Ireland at the 17th International Architecture Exhibition, La Biennale di Venezia
22 May to 21 November 2021
CAMPO DELLA TANA 2169/F
30122 VENICE, ITALY
The Irish pavilion at the 17th International Architecture Exhibition of La Biennale di Venezia, Entanglement, explores the materiality of data and the interwoven human, environmental, and cultural impacts of information and communication technologies. It highlights how data production and consumption territorialise the physical landscape, and examines Ireland’s place in the pan-national evolution of data infrastructure through raising awareness about the material footprint of the global internet and cloud services, which is entwined with the Irish landscape both historically and in the present day, from the landing of the first transatlantic cable at Valentia Island in 1858 and Marconi’s, transmission of wireless radio messages across the Atlantic Ocean in the early 20th century to Ireland’s current role as Europe’s data centre hub.
Entanglement uses the prism of heat to explore the material relationship between data infrastructure and architecture through a structure that collapses local- and planetary-scale data infrastructure networks into the most primitive of socialising technologies: the campfire.
The pavilion draws from both contemporary and historical data storage artefacts as building blocks to form its structure. These artefacts are assembled in a campfire formation, referencing this primitive architectural space where early human civilisations formed alliances, built social networks, and eventually developed complex societies. The pavilion asserts that from the burning of campfire logs to the management of waste heat generated by contemporary data infrastructure, the production and distribution of information is intrinsically connected to the production and distribution of heat and fire. A software system is the performative brain of the pavilion and allows for the control and sequencing of a range of media components in the structure: screens, speakers, lights, cameras, and fans into different states that last for 15–20 minute cycles. Specific parameters control the playback of media and the activity of the physical hardware elements in each state to transform the pavilion experientially within the exhibition space. Text displayed on the screens is produced by a machine learning algorithm that has been trained on over 10 million words relating to the field of data infrastructure.

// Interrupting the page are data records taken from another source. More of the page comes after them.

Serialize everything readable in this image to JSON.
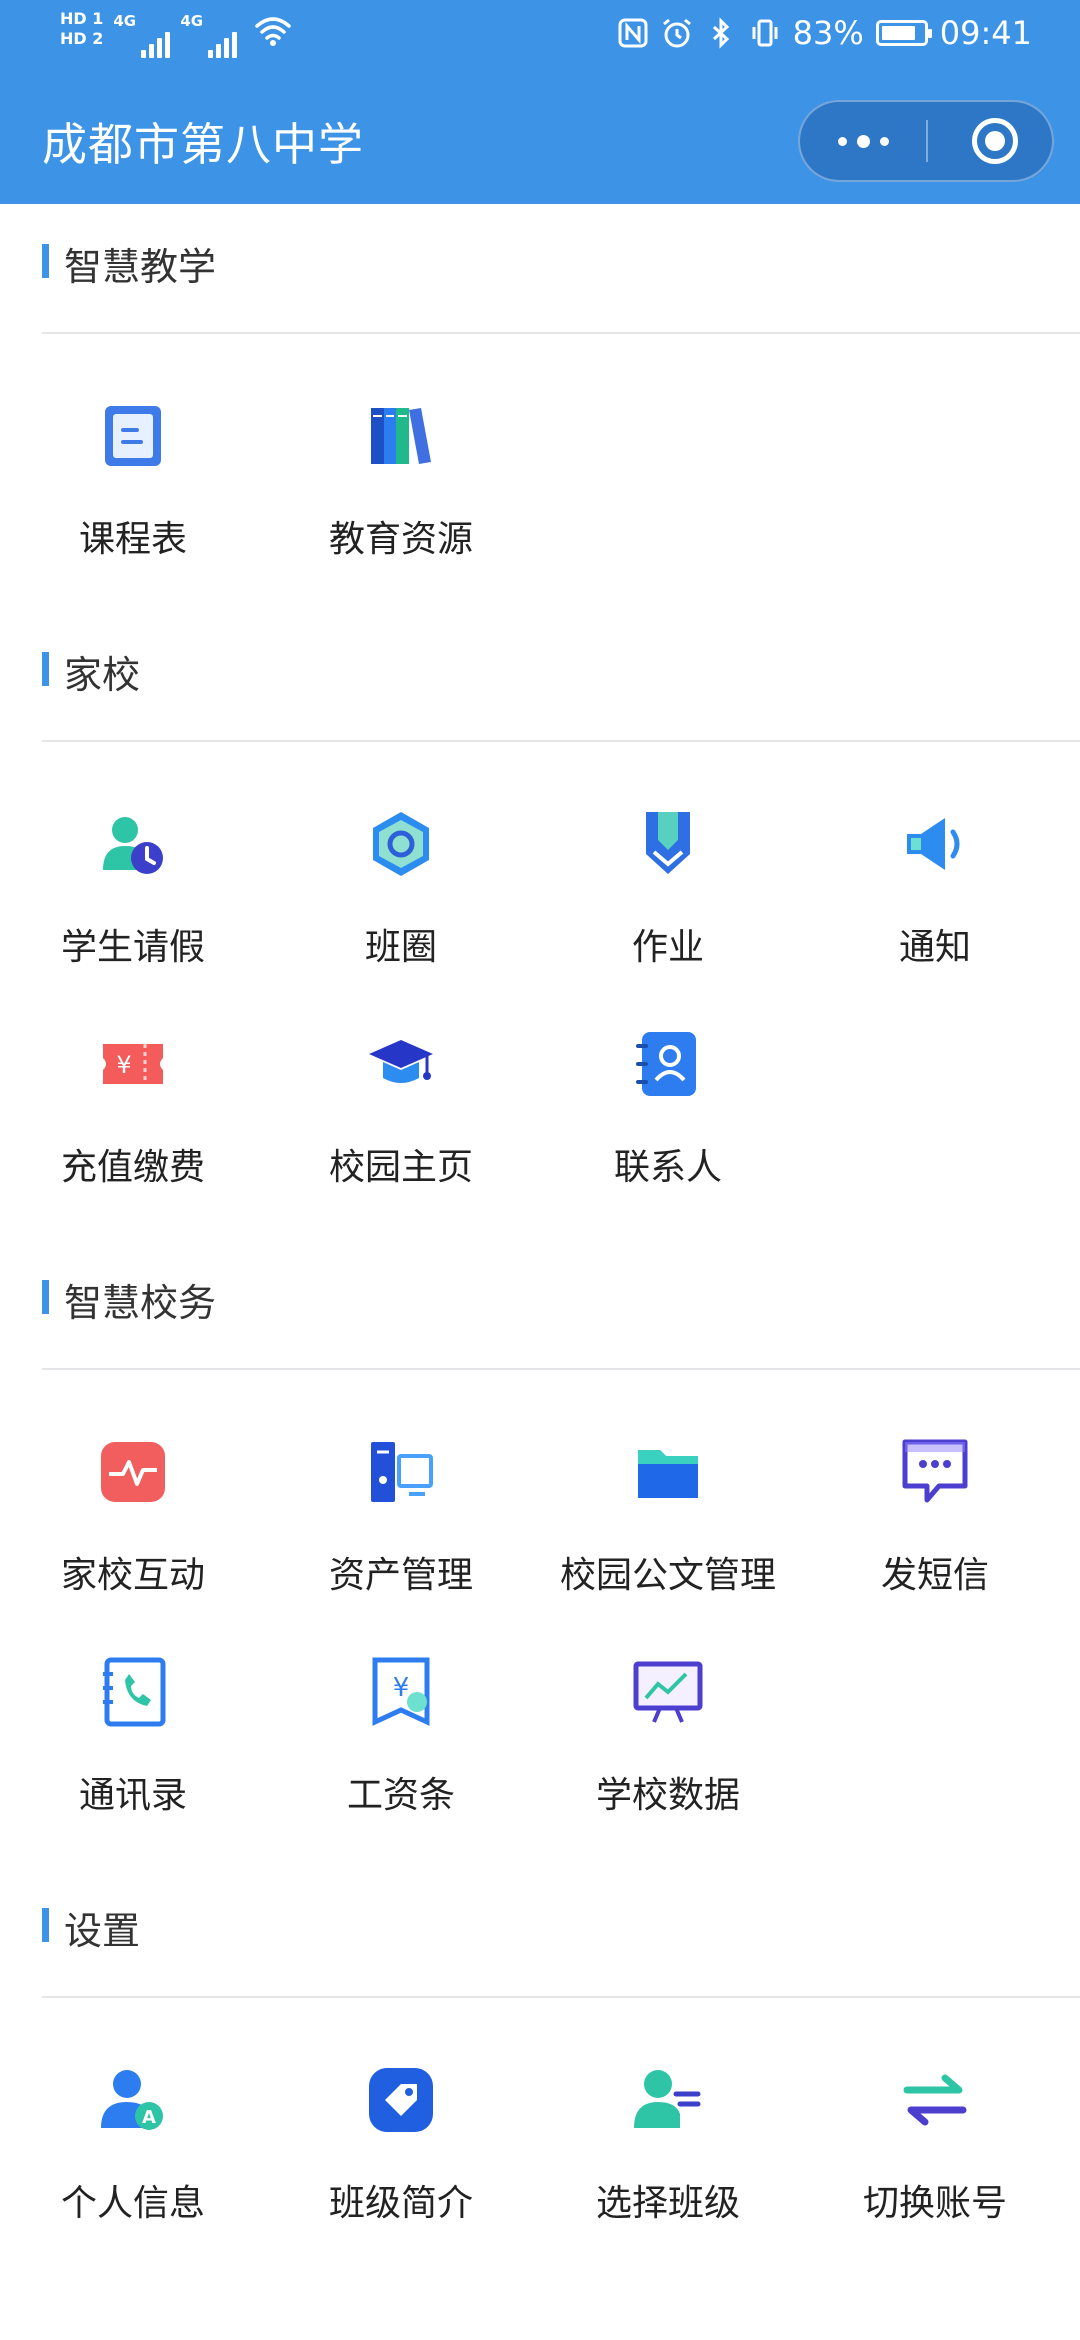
{
  "status_bar": {
    "hd1": "HD 1",
    "hd2": "HD 2",
    "sig1_tag": "4G",
    "sig2_tag": "4G",
    "battery": "83%",
    "battery_level": 0.83,
    "time": "09:41"
  },
  "header": {
    "title": "成都市第八中学",
    "more_icon": "more-dots-icon",
    "close_icon": "target-circle-icon",
    "color": "#3d93e6"
  },
  "sections": [
    {
      "title": "智慧教学",
      "items": [
        {
          "label": "课程表",
          "icon": "schedule-icon"
        },
        {
          "label": "教育资源",
          "icon": "books-icon"
        }
      ]
    },
    {
      "title": "家校",
      "items": [
        {
          "label": "学生请假",
          "icon": "leave-clock-icon"
        },
        {
          "label": "班圈",
          "icon": "hexagon-circle-icon"
        },
        {
          "label": "作业",
          "icon": "pencil-shield-icon"
        },
        {
          "label": "通知",
          "icon": "megaphone-icon"
        },
        {
          "label": "充值缴费",
          "icon": "ticket-yuan-icon"
        },
        {
          "label": "校园主页",
          "icon": "graduation-cap-icon"
        },
        {
          "label": "联系人",
          "icon": "contact-book-icon"
        }
      ]
    },
    {
      "title": "智慧校务",
      "items": [
        {
          "label": "家校互动",
          "icon": "heartbeat-icon"
        },
        {
          "label": "资产管理",
          "icon": "computer-tower-icon"
        },
        {
          "label": "校园公文管理",
          "icon": "folder-icon"
        },
        {
          "label": "发短信",
          "icon": "chat-bubble-icon"
        },
        {
          "label": "通讯录",
          "icon": "phone-book-icon"
        },
        {
          "label": "工资条",
          "icon": "yuan-receipt-icon"
        },
        {
          "label": "学校数据",
          "icon": "chart-board-icon"
        }
      ]
    },
    {
      "title": "设置",
      "items": [
        {
          "label": "个人信息",
          "icon": "user-a-icon"
        },
        {
          "label": "班级简介",
          "icon": "tag-icon"
        },
        {
          "label": "选择班级",
          "icon": "user-list-icon"
        },
        {
          "label": "切换账号",
          "icon": "swap-arrows-icon"
        }
      ]
    }
  ]
}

By foregrounding these thermodynamic processes as a link between the architectures of the campfire and the data centre, the pavilion speculates on the relationship between these forms and how diverse communities converge around them in the past and into the future. Highlighting the materiality of our digital age, it subverts a fundamental artefact of the network – the server cabinet – to uncloud the sleek aesthetic of an industry which is forming our realities. The pavilion invites its audience to experience this thermal logic themselves through real-time thermographic imaging technologies that juxtapose key sites associated with data infrastructure in Ireland with traces of human activity in the Arsenale. Entanglement is part pagan festival, part data infrastructure, part signal. It connects bodies, thermal flow, matter, and the environment, to expose the romantic metaphor of the cloud by looking at data infrastructure: it’s materiality, the spaces it produces, and the vast ecological footprint it creates. It argues that the digital is material.
Entanglement responds to the theme selected by the curators of the Biennale Architettura 2021, ‘How will we live together?’, by exploring how we cannot separate our relatively discrete and emotional desires and habits from the influence and pervasiveness of information technologies. This pavilion asks: How do we live in, and with, data?
Ireland at Venice is an initiative of Culture Ireland, in partnership with the Arts Council.
In 2021 the pavilion also has the support of: The Department of Tourism, Culture, Arts, Gaeltacht, Sport and Media; Royal Institute of Architects Ireland; TU Dublin School of Creative Arts; TU Dublin Graduate School of Creative Arts and Media; Trinity College Dublin; CONNECT Research Centre for Future Networks and Communications; University of Illinois at Chicago, Creative Activity Award; Valentia Slate, Office of Public Works and Green on Red Gallery.